[Records from a data source]
╭──

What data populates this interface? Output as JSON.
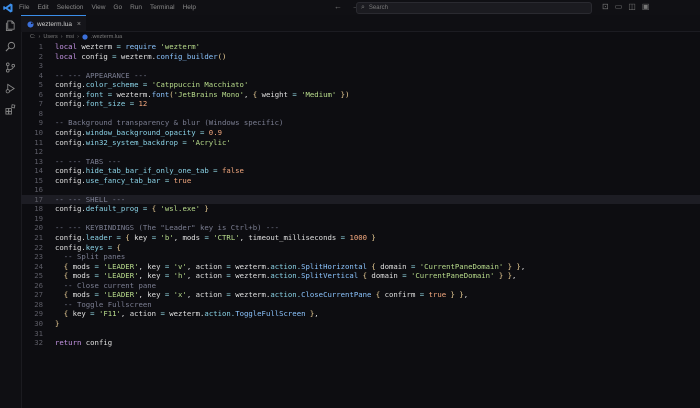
{
  "menu": [
    "File",
    "Edit",
    "Selection",
    "View",
    "Go",
    "Run",
    "Terminal",
    "Help"
  ],
  "search_placeholder": "Search",
  "tab": {
    "label": "wezterm.lua"
  },
  "breadcrumb": [
    "C:",
    "Users",
    "msi",
    ".wezterm.lua"
  ],
  "lines": [
    {
      "n": "1",
      "t": [
        [
          "k",
          "local "
        ],
        [
          "v",
          "wezterm "
        ],
        [
          "o",
          "= "
        ],
        [
          "f",
          "require "
        ],
        [
          "s",
          "'wezterm'"
        ]
      ]
    },
    {
      "n": "2",
      "t": [
        [
          "k",
          "local "
        ],
        [
          "v",
          "config "
        ],
        [
          "o",
          "= "
        ],
        [
          "v",
          "wezterm."
        ],
        [
          "f",
          "config_builder"
        ],
        [
          "b",
          "()"
        ]
      ]
    },
    {
      "n": "3",
      "t": []
    },
    {
      "n": "4",
      "t": [
        [
          "c",
          "-- --- APPEARANCE ---"
        ]
      ]
    },
    {
      "n": "5",
      "t": [
        [
          "v",
          "config."
        ],
        [
          "p",
          "color_scheme "
        ],
        [
          "o",
          "= "
        ],
        [
          "s",
          "'Catppuccin Macchiato'"
        ]
      ]
    },
    {
      "n": "6",
      "t": [
        [
          "v",
          "config."
        ],
        [
          "p",
          "font "
        ],
        [
          "o",
          "= "
        ],
        [
          "v",
          "wezterm."
        ],
        [
          "f",
          "font"
        ],
        [
          "b",
          "("
        ],
        [
          "s",
          "'JetBrains Mono'"
        ],
        [
          "v",
          ", "
        ],
        [
          "b",
          "{ "
        ],
        [
          "v",
          "weight "
        ],
        [
          "o",
          "= "
        ],
        [
          "s",
          "'Medium' "
        ],
        [
          "b",
          "})"
        ]
      ]
    },
    {
      "n": "7",
      "t": [
        [
          "v",
          "config."
        ],
        [
          "p",
          "font_size "
        ],
        [
          "o",
          "= "
        ],
        [
          "n",
          "12"
        ]
      ]
    },
    {
      "n": "8",
      "t": []
    },
    {
      "n": "9",
      "t": [
        [
          "c",
          "-- Background transparency & blur (Windows specific)"
        ]
      ]
    },
    {
      "n": "10",
      "t": [
        [
          "v",
          "config."
        ],
        [
          "p",
          "window_background_opacity "
        ],
        [
          "o",
          "= "
        ],
        [
          "n",
          "0.9"
        ]
      ]
    },
    {
      "n": "11",
      "t": [
        [
          "v",
          "config."
        ],
        [
          "p",
          "win32_system_backdrop "
        ],
        [
          "o",
          "= "
        ],
        [
          "s",
          "'Acrylic'"
        ]
      ]
    },
    {
      "n": "12",
      "t": []
    },
    {
      "n": "13",
      "t": [
        [
          "c",
          "-- --- TABS ---"
        ]
      ]
    },
    {
      "n": "14",
      "t": [
        [
          "v",
          "config."
        ],
        [
          "p",
          "hide_tab_bar_if_only_one_tab "
        ],
        [
          "o",
          "= "
        ],
        [
          "n",
          "false"
        ]
      ]
    },
    {
      "n": "15",
      "t": [
        [
          "v",
          "config."
        ],
        [
          "p",
          "use_fancy_tab_bar "
        ],
        [
          "o",
          "= "
        ],
        [
          "n",
          "true"
        ]
      ]
    },
    {
      "n": "16",
      "t": []
    },
    {
      "n": "17",
      "t": [
        [
          "c",
          "-- --- SHELL ---"
        ]
      ],
      "hl": true
    },
    {
      "n": "18",
      "t": [
        [
          "v",
          "config."
        ],
        [
          "p",
          "default_prog "
        ],
        [
          "o",
          "= "
        ],
        [
          "b",
          "{ "
        ],
        [
          "s",
          "'wsl.exe' "
        ],
        [
          "b",
          "}"
        ]
      ]
    },
    {
      "n": "19",
      "t": []
    },
    {
      "n": "20",
      "t": [
        [
          "c",
          "-- --- KEYBINDINGS (The \"Leader\" key is Ctrl+b) ---"
        ]
      ]
    },
    {
      "n": "21",
      "t": [
        [
          "v",
          "config."
        ],
        [
          "p",
          "leader "
        ],
        [
          "o",
          "= "
        ],
        [
          "b",
          "{ "
        ],
        [
          "v",
          "key "
        ],
        [
          "o",
          "= "
        ],
        [
          "s",
          "'b'"
        ],
        [
          "v",
          ", mods "
        ],
        [
          "o",
          "= "
        ],
        [
          "s",
          "'CTRL'"
        ],
        [
          "v",
          ", timeout_milliseconds "
        ],
        [
          "o",
          "= "
        ],
        [
          "n",
          "1000 "
        ],
        [
          "b",
          "}"
        ]
      ]
    },
    {
      "n": "22",
      "t": [
        [
          "v",
          "config."
        ],
        [
          "p",
          "keys "
        ],
        [
          "o",
          "= "
        ],
        [
          "b",
          "{"
        ]
      ]
    },
    {
      "n": "23",
      "t": [
        [
          "c",
          "  -- Split panes"
        ]
      ]
    },
    {
      "n": "24",
      "t": [
        [
          "b",
          "  { "
        ],
        [
          "v",
          "mods "
        ],
        [
          "o",
          "= "
        ],
        [
          "s",
          "'LEADER'"
        ],
        [
          "v",
          ", key "
        ],
        [
          "o",
          "= "
        ],
        [
          "s",
          "'v'"
        ],
        [
          "v",
          ", action "
        ],
        [
          "o",
          "= "
        ],
        [
          "v",
          "wezterm."
        ],
        [
          "p",
          "action."
        ],
        [
          "f",
          "SplitHorizontal "
        ],
        [
          "b",
          "{ "
        ],
        [
          "v",
          "domain "
        ],
        [
          "o",
          "= "
        ],
        [
          "s",
          "'CurrentPaneDomain' "
        ],
        [
          "b",
          "} }"
        ],
        [
          "v",
          ","
        ]
      ]
    },
    {
      "n": "25",
      "t": [
        [
          "b",
          "  { "
        ],
        [
          "v",
          "mods "
        ],
        [
          "o",
          "= "
        ],
        [
          "s",
          "'LEADER'"
        ],
        [
          "v",
          ", key "
        ],
        [
          "o",
          "= "
        ],
        [
          "s",
          "'h'"
        ],
        [
          "v",
          ", action "
        ],
        [
          "o",
          "= "
        ],
        [
          "v",
          "wezterm."
        ],
        [
          "p",
          "action."
        ],
        [
          "f",
          "SplitVertical "
        ],
        [
          "b",
          "{ "
        ],
        [
          "v",
          "domain "
        ],
        [
          "o",
          "= "
        ],
        [
          "s",
          "'CurrentPaneDomain' "
        ],
        [
          "b",
          "} }"
        ],
        [
          "v",
          ","
        ]
      ]
    },
    {
      "n": "26",
      "t": [
        [
          "c",
          "  -- Close current pane"
        ]
      ]
    },
    {
      "n": "27",
      "t": [
        [
          "b",
          "  { "
        ],
        [
          "v",
          "mods "
        ],
        [
          "o",
          "= "
        ],
        [
          "s",
          "'LEADER'"
        ],
        [
          "v",
          ", key "
        ],
        [
          "o",
          "= "
        ],
        [
          "s",
          "'x'"
        ],
        [
          "v",
          ", action "
        ],
        [
          "o",
          "= "
        ],
        [
          "v",
          "wezterm."
        ],
        [
          "p",
          "action."
        ],
        [
          "f",
          "CloseCurrentPane "
        ],
        [
          "b",
          "{ "
        ],
        [
          "v",
          "confirm "
        ],
        [
          "o",
          "= "
        ],
        [
          "n",
          "true "
        ],
        [
          "b",
          "} }"
        ],
        [
          "v",
          ","
        ]
      ]
    },
    {
      "n": "28",
      "t": [
        [
          "c",
          "  -- Toggle Fullscreen"
        ]
      ]
    },
    {
      "n": "29",
      "t": [
        [
          "b",
          "  { "
        ],
        [
          "v",
          "key "
        ],
        [
          "o",
          "= "
        ],
        [
          "s",
          "'F11'"
        ],
        [
          "v",
          ", action "
        ],
        [
          "o",
          "= "
        ],
        [
          "v",
          "wezterm."
        ],
        [
          "p",
          "action."
        ],
        [
          "f",
          "ToggleFullScreen "
        ],
        [
          "b",
          "}"
        ],
        [
          "v",
          ","
        ]
      ]
    },
    {
      "n": "30",
      "t": [
        [
          "b",
          "}"
        ]
      ]
    },
    {
      "n": "31",
      "t": []
    },
    {
      "n": "32",
      "t": [
        [
          "k",
          "return "
        ],
        [
          "v",
          "config"
        ]
      ]
    }
  ]
}
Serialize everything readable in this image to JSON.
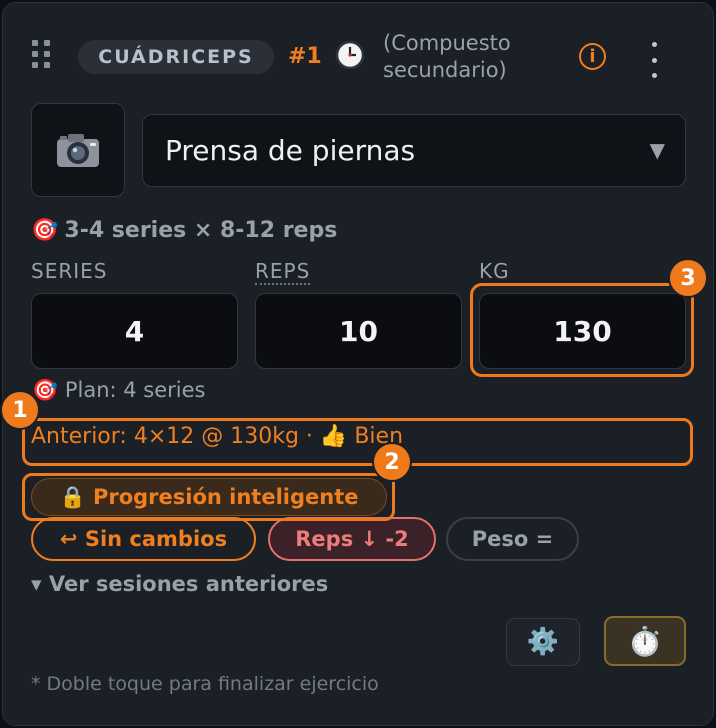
{
  "header": {
    "muscle_badge": "CUÁDRICEPS",
    "order": "#1",
    "clock_icon": "alarm-clock-icon",
    "role_line1": "(Compuesto",
    "role_line2": "secundario)",
    "info_label": "i"
  },
  "exercise": {
    "selected": "Prensa de piernas",
    "caret": "▼",
    "camera_icon": "camera-icon"
  },
  "target": {
    "emoji": "🎯",
    "text": "3-4 series × 8-12 reps"
  },
  "fields": {
    "series_label": "SERIES",
    "series_value": "4",
    "reps_label": "REPS",
    "reps_value": "10",
    "kg_label": "KG",
    "kg_value": "130"
  },
  "plan": {
    "emoji": "🎯",
    "text": "Plan: 4 series"
  },
  "previous": {
    "text": "Anterior: 4×12 @ 130kg · ",
    "emoji": "👍",
    "rating": "Bien"
  },
  "smart_progression": {
    "emoji": "🔒",
    "label": "Progresión inteligente"
  },
  "chips": {
    "same": "↩ Sin cambios",
    "reps": "Reps ↓ -2",
    "peso": "Peso ="
  },
  "history_link": "▾ Ver sesiones anteriores",
  "actions": {
    "settings_emoji": "⚙️",
    "timer_emoji": "⏱️"
  },
  "footnote": "* Doble toque para finalizar ejercicio",
  "annotations": {
    "m1": "1",
    "m2": "2",
    "m3": "3"
  },
  "colors": {
    "accent": "#f07f1f",
    "danger": "#ef7b7b",
    "card": "#1b1f26"
  }
}
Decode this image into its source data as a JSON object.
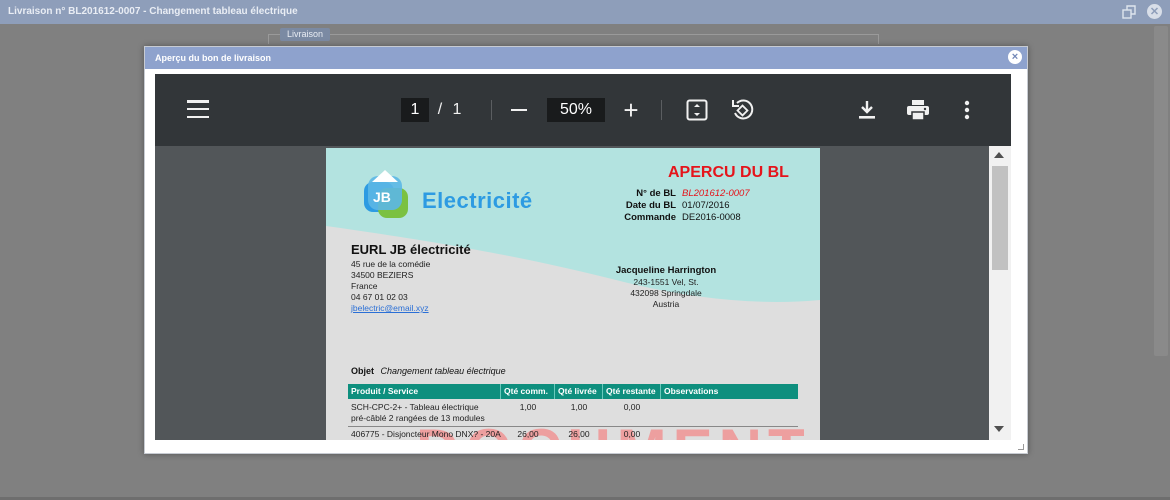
{
  "background": {
    "window_title": "Livraison n° BL201612-0007 - Changement tableau électrique",
    "tab_label": "Livraison"
  },
  "modal": {
    "title": "Aperçu du bon de livraison",
    "close": "×"
  },
  "viewer": {
    "current_page": "1",
    "separator": "/",
    "total_pages": "1",
    "zoom": "50%",
    "plus": "+"
  },
  "document": {
    "logo_text": "Electricité",
    "title": "APERCU DU BL",
    "meta": [
      {
        "label": "N° de BL",
        "value": "BL201612-0007"
      },
      {
        "label": "Date du BL",
        "value": "01/07/2016"
      },
      {
        "label": "Commande",
        "value": "DE2016-0008"
      }
    ],
    "company": {
      "name": "EURL JB électricité",
      "lines": [
        "45 rue de la comédie",
        "34500 BEZIERS",
        "France",
        "04 67 01 02 03"
      ],
      "email": "jbelectric@email.xyz"
    },
    "recipient": {
      "name": "Jacqueline Harrington",
      "lines": [
        "243-1551 Vel, St.",
        "432098 Springdale",
        "Austria"
      ]
    },
    "objet_label": "Objet",
    "objet_value": "Changement tableau électrique",
    "table": {
      "headers": [
        "Produit / Service",
        "Qté comm.",
        "Qté livrée",
        "Qté restante",
        "Observations"
      ],
      "rows": [
        {
          "product": "SCH-CPC-2+ - Tableau électrique",
          "product2": "pré-câblé 2 rangées de 13 modules",
          "ordered": "1,00",
          "delivered": "1,00",
          "remaining": "0,00"
        },
        {
          "product": "406775 - Disjoncteur Mono DNX? - 20A",
          "product2": "",
          "ordered": "26,00",
          "delivered": "26,00",
          "remaining": "0,00"
        }
      ]
    },
    "watermark": "DOCUMENT"
  }
}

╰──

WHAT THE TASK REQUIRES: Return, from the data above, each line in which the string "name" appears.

WRITTEN ANSWER:
      "name": "EURL JB électricité",
      "name": "Jacqueline Harrington",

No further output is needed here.